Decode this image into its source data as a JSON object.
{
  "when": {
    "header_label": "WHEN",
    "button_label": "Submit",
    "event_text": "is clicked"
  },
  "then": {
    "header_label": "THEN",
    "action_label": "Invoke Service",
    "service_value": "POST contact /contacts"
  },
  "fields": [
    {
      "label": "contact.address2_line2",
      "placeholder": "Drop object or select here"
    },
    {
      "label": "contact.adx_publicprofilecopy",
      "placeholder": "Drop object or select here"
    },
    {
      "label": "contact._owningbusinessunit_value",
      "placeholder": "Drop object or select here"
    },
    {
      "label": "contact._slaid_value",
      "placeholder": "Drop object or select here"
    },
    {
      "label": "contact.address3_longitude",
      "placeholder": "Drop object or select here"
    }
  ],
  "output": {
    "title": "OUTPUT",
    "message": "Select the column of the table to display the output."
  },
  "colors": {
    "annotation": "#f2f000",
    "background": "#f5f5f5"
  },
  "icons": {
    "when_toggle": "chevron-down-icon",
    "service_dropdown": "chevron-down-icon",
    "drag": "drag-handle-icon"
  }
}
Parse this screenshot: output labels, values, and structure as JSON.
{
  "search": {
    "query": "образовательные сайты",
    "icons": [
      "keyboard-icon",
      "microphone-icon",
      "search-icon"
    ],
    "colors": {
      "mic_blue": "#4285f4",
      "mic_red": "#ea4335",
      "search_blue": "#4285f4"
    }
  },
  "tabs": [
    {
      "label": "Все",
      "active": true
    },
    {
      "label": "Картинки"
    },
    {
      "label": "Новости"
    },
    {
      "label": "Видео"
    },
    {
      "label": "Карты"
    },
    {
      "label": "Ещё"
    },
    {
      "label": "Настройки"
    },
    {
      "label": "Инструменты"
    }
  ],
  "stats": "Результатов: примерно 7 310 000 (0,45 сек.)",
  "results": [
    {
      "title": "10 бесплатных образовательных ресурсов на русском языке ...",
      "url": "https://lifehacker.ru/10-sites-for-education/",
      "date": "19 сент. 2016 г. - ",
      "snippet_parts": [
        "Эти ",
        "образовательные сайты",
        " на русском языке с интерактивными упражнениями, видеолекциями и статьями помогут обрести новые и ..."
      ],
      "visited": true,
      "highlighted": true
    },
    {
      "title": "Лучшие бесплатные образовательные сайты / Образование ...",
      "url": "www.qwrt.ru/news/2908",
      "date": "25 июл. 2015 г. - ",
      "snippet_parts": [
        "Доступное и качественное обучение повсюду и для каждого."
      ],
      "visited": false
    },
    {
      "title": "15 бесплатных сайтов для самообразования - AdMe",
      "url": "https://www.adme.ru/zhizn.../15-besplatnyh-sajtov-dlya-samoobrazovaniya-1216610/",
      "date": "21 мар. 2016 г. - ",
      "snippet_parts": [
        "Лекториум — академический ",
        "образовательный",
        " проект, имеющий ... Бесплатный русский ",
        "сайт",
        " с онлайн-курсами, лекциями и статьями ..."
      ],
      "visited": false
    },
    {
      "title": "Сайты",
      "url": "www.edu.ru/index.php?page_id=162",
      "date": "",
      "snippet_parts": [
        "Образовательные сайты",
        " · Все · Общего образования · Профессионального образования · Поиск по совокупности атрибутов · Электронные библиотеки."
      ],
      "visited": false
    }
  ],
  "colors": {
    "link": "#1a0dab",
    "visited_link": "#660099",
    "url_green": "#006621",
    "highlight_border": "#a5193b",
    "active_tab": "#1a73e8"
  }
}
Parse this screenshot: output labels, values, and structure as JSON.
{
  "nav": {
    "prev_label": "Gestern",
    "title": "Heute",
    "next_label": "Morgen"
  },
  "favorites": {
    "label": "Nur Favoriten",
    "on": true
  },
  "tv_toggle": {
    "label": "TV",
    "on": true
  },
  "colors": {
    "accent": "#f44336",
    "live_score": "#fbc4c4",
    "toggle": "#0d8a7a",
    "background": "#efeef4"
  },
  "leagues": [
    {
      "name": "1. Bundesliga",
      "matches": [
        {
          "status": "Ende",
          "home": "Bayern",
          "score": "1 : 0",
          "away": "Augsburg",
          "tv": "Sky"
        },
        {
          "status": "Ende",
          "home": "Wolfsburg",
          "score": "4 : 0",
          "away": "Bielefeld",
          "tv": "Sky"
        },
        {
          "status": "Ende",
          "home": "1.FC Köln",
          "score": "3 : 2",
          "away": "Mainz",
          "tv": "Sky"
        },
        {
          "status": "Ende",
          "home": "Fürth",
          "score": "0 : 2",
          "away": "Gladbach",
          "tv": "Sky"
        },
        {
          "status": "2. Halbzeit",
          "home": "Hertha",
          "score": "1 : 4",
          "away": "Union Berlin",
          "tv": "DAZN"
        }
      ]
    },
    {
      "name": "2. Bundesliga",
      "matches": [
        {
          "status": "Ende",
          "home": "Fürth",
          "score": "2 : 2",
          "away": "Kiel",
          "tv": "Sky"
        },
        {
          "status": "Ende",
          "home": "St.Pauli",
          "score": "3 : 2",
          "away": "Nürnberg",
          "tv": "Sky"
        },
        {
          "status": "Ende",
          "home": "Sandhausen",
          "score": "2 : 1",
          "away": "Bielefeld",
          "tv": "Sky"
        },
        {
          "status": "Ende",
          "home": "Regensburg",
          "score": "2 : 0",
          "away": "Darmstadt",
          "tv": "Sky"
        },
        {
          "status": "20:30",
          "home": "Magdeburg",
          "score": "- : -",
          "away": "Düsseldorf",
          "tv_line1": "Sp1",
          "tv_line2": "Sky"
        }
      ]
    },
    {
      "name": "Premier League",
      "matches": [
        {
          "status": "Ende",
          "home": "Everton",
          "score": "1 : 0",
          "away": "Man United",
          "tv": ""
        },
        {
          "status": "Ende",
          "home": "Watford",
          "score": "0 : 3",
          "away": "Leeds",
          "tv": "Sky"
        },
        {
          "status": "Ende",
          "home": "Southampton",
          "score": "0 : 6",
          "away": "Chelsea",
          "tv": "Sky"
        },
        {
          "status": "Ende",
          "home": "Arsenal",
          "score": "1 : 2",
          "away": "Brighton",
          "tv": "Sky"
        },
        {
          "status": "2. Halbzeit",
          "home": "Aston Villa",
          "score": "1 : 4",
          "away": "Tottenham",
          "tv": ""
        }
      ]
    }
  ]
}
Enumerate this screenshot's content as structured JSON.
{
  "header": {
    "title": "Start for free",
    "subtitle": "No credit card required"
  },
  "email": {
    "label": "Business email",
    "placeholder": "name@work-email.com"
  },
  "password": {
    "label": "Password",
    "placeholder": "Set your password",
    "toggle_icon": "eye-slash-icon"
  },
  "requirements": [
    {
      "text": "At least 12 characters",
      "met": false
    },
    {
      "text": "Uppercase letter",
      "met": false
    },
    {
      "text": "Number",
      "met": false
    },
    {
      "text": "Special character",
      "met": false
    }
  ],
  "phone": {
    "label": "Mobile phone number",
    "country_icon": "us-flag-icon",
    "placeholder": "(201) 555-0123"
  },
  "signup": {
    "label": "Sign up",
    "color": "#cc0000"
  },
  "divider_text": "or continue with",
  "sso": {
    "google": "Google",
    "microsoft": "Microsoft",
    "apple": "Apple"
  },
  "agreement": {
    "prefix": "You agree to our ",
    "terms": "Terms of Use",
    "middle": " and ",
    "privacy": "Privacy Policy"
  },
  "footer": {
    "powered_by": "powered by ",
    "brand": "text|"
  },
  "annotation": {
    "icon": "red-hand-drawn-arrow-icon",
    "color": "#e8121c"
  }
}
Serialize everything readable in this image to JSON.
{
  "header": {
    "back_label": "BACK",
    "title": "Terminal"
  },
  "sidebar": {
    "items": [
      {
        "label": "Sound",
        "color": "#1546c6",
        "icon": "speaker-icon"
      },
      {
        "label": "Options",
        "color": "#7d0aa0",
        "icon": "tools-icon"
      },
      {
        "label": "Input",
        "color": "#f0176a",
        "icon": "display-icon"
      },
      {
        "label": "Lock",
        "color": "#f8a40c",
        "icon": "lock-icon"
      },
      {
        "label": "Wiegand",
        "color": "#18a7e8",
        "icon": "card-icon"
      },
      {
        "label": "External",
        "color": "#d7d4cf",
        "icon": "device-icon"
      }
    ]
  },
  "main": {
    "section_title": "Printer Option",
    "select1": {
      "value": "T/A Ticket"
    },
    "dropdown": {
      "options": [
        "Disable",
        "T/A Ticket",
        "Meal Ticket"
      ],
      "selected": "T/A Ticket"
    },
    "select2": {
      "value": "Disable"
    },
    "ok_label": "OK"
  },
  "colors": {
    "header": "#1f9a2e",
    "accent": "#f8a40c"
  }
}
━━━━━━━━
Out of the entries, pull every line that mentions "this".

Decode this image into its source data as a JSON object.
Parse this screenshot: output labels, values, and structure as JSON.
Parse this screenshot: output labels, values, and structure as JSON.
Enumerate this screenshot's content as structured JSON.
Serialize everything readable in this image to JSON.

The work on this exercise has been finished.